:: SUPPLIED MATERIAL

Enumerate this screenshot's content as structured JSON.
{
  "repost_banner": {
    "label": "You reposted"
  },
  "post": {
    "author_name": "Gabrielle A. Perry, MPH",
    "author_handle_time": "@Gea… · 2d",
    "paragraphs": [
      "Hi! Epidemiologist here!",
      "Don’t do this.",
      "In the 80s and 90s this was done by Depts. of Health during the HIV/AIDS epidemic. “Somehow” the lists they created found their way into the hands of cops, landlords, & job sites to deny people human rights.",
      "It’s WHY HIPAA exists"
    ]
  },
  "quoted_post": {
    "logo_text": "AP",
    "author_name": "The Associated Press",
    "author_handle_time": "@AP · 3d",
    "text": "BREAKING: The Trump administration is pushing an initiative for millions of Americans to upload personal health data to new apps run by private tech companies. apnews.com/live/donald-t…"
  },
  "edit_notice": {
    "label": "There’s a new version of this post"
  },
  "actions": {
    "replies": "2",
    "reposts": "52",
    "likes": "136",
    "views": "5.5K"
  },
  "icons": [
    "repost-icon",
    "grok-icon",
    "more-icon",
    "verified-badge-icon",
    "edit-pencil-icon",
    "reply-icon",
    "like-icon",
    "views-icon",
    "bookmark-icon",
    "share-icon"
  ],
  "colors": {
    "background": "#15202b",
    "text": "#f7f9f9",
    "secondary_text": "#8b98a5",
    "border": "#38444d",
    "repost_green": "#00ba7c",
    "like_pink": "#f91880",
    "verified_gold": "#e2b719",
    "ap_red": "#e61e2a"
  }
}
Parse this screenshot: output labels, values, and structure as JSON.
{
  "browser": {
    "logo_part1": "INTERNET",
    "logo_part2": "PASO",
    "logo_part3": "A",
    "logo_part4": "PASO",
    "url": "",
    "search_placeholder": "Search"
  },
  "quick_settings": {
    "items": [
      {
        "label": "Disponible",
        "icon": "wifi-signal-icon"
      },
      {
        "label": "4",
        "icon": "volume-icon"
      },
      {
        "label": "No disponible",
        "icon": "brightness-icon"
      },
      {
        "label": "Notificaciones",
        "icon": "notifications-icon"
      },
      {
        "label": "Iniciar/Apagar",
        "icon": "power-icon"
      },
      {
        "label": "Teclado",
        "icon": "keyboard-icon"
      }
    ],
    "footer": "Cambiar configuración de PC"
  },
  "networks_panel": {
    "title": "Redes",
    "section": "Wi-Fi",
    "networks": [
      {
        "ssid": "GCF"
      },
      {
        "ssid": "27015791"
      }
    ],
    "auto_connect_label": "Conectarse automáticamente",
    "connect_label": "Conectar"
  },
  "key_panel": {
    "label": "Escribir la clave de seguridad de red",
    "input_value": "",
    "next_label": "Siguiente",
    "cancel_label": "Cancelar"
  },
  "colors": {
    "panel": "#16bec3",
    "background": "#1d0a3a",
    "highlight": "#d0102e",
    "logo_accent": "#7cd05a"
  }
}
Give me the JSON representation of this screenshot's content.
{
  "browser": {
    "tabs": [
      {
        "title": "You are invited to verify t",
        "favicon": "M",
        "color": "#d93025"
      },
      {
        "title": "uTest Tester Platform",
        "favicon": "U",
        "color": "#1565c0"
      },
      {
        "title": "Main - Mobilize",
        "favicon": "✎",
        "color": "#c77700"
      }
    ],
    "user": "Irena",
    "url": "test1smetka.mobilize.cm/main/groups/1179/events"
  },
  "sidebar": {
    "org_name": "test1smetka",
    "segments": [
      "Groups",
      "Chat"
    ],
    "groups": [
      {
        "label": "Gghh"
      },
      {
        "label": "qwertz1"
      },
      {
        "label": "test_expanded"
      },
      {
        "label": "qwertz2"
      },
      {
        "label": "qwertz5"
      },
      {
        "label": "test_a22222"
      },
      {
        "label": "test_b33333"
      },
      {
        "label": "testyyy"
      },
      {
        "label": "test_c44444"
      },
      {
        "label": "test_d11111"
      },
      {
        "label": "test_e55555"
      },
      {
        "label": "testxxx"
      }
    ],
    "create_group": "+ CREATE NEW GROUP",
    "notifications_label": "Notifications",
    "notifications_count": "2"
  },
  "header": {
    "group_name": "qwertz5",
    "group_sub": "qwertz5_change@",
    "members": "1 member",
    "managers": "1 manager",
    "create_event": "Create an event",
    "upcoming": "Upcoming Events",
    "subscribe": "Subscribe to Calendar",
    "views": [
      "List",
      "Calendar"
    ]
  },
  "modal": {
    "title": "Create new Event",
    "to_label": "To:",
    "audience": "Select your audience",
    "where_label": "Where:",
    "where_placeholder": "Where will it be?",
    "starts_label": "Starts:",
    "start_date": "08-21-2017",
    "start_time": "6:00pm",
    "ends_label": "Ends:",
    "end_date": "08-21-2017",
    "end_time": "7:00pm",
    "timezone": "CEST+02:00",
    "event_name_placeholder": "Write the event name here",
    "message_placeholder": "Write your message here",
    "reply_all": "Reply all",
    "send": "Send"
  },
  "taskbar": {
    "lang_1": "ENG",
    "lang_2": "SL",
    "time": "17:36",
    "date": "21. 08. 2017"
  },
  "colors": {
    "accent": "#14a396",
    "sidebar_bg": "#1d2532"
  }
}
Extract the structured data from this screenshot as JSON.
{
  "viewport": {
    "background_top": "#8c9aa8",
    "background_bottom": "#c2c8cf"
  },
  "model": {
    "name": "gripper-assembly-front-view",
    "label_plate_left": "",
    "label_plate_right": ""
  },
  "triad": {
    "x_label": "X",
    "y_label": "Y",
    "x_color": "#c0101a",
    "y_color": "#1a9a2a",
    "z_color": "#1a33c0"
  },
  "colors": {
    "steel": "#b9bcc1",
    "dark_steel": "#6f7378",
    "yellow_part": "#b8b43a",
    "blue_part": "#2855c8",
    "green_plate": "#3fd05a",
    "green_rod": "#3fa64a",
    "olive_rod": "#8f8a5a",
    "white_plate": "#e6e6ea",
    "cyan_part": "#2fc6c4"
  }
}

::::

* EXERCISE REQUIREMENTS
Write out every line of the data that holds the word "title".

* EXERCISE ANSWER
    "title": "Redes",
        "title": "You are invited to verify t",
        "title": "uTest Tester Platform",
        "title": "Main - Mobilize",
    "title": "Create new Event",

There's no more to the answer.